## Task requirements
All lines with the word "labels" are to be found and copied from the listing.
-- Material for this task follows --
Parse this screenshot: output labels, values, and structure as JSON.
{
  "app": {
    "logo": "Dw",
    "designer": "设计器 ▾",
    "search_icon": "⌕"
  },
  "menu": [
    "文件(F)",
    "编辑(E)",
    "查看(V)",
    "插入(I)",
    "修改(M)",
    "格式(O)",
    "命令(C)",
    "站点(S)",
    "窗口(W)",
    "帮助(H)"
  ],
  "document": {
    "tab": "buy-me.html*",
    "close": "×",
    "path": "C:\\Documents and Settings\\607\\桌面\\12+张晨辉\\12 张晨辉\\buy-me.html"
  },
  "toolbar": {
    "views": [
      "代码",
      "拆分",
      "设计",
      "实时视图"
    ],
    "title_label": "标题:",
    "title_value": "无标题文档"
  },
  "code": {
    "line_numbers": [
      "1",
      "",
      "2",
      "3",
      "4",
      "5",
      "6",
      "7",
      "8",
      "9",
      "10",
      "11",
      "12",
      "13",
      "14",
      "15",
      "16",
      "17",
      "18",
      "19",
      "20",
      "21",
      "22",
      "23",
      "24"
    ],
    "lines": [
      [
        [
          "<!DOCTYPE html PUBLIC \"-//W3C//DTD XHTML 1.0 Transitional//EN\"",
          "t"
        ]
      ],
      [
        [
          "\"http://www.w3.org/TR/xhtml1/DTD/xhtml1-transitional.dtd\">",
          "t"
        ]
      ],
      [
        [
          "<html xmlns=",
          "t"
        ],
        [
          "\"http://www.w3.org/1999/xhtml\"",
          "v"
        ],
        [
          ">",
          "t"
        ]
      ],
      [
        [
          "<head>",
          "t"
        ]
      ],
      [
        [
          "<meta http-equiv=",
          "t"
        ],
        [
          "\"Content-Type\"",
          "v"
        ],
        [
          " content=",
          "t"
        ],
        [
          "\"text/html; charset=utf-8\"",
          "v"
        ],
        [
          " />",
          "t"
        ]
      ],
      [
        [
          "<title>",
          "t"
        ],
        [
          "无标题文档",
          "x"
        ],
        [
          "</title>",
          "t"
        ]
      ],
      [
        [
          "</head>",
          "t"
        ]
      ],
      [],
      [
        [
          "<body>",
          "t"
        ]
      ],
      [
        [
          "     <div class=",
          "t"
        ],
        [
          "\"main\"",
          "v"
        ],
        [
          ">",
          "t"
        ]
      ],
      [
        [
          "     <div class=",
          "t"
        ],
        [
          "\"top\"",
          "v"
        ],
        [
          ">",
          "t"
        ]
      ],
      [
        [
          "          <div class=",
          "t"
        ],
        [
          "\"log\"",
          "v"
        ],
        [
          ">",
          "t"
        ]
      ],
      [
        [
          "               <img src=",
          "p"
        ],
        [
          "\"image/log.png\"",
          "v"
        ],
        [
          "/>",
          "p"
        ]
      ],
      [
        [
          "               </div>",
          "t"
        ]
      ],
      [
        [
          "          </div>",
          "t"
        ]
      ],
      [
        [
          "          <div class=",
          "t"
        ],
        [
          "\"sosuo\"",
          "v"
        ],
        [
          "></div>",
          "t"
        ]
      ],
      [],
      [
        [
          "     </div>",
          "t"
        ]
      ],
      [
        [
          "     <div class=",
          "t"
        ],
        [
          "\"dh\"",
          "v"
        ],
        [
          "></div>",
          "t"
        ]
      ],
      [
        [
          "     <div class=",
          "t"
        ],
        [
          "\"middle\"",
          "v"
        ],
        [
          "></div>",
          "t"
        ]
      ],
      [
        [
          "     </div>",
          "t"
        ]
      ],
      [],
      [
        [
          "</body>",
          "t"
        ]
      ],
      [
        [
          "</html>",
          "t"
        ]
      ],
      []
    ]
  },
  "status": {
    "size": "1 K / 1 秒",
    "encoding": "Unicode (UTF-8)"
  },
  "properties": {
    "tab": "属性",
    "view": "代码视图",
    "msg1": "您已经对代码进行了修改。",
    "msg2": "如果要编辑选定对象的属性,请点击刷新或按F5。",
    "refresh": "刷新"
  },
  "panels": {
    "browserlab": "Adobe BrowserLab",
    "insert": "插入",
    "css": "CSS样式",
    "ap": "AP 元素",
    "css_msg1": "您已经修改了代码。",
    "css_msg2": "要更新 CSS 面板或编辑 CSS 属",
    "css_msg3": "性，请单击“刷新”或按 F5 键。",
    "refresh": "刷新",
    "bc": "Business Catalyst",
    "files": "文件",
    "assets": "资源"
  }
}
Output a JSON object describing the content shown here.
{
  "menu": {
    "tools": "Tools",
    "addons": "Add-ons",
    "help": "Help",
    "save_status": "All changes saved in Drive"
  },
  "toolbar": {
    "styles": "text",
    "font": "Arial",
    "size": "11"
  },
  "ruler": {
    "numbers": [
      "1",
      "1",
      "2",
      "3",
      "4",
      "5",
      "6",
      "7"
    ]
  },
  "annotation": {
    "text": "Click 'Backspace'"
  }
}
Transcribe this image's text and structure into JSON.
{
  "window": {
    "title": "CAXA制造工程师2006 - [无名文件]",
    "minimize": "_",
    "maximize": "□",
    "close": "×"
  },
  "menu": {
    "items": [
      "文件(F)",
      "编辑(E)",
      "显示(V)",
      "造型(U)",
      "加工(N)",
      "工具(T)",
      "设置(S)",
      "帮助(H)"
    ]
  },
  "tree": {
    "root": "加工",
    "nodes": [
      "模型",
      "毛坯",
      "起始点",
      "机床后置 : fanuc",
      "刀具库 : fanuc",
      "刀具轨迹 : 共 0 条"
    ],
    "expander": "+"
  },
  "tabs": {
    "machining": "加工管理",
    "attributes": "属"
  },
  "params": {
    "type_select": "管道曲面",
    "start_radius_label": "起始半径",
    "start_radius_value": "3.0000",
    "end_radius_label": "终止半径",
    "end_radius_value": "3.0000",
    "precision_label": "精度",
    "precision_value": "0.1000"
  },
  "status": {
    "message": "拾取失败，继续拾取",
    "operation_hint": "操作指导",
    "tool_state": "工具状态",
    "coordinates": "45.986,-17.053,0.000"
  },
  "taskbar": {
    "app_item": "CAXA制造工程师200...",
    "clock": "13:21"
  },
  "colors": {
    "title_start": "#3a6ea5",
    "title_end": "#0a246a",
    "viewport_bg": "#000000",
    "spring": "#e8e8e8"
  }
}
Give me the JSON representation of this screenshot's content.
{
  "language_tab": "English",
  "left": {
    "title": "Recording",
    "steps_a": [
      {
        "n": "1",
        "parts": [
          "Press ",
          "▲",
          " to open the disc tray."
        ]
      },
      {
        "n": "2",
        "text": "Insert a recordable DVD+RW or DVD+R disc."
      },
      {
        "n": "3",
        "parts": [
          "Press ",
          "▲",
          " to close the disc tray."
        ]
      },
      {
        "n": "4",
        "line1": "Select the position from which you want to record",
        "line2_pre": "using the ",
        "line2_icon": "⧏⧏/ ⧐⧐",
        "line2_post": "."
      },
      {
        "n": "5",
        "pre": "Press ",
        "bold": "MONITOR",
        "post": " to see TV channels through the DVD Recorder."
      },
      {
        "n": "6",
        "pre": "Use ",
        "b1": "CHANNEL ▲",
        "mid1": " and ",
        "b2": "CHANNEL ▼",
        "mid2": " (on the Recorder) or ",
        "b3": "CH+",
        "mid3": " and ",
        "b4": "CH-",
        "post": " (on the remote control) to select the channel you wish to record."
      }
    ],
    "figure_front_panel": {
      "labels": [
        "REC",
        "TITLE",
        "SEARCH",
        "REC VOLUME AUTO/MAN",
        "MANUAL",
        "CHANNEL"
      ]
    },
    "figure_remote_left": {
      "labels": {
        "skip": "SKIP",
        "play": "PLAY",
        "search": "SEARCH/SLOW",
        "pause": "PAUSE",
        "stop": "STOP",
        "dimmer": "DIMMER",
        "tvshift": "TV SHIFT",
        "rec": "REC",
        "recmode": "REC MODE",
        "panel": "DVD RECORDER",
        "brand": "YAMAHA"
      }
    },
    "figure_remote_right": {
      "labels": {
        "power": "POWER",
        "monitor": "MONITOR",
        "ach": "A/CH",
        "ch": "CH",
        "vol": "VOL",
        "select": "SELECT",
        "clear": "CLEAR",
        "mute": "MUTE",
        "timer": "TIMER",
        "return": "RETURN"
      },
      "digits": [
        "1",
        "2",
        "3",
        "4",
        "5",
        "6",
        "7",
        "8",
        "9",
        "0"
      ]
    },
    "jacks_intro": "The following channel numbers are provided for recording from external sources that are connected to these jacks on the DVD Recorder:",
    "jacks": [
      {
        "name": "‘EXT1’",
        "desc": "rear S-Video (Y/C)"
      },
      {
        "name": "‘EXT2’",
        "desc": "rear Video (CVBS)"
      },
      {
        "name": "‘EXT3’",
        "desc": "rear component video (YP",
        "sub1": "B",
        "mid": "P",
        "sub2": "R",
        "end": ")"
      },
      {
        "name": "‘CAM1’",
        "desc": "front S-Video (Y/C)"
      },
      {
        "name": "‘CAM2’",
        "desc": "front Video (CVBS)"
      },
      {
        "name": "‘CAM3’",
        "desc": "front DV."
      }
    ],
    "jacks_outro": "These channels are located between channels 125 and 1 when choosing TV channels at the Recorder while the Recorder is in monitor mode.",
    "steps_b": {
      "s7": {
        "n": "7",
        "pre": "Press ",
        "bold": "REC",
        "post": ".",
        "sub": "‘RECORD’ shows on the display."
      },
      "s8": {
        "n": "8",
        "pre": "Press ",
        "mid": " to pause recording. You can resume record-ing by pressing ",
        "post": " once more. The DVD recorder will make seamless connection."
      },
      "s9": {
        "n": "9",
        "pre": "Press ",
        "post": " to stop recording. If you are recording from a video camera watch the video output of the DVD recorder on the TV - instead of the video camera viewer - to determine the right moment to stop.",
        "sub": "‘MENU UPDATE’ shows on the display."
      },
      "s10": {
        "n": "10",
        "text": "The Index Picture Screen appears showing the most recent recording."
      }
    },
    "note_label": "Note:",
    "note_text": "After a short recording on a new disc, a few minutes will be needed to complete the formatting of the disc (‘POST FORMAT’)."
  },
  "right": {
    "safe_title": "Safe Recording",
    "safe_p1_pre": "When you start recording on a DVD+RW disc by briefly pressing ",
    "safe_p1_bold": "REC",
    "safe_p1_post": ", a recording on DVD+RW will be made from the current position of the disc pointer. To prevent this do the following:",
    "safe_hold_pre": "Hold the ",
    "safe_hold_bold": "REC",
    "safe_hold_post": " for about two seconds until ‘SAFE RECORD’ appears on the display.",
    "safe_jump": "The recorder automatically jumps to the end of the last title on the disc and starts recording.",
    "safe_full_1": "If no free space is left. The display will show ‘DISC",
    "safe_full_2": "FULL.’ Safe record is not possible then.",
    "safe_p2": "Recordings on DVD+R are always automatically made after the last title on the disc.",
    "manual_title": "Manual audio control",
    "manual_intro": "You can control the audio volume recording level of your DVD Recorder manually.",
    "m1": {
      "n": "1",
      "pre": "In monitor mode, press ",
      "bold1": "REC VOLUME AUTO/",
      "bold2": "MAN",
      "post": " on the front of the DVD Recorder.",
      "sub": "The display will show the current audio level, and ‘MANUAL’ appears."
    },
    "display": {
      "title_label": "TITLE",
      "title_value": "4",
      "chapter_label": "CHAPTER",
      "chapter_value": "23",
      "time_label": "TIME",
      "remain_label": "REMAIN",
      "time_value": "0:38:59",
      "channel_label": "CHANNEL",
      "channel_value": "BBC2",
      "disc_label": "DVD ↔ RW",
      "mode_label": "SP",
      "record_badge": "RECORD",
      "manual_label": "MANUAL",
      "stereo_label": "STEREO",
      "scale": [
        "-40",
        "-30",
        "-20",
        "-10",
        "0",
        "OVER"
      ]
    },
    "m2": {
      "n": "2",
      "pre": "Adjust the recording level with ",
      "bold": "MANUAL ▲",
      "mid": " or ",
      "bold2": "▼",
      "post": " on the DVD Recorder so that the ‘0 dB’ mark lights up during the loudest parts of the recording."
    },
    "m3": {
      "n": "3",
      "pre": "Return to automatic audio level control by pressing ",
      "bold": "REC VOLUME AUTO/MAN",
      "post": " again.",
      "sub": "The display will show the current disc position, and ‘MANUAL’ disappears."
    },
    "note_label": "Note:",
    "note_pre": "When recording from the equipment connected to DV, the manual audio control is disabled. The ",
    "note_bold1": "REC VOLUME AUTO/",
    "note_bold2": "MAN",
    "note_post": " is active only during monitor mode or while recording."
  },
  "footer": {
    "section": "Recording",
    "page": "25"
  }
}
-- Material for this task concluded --
## Result
Parse this screenshot: output labels, values, and structure as JSON.
      "labels": [
      "labels": {
      "labels": {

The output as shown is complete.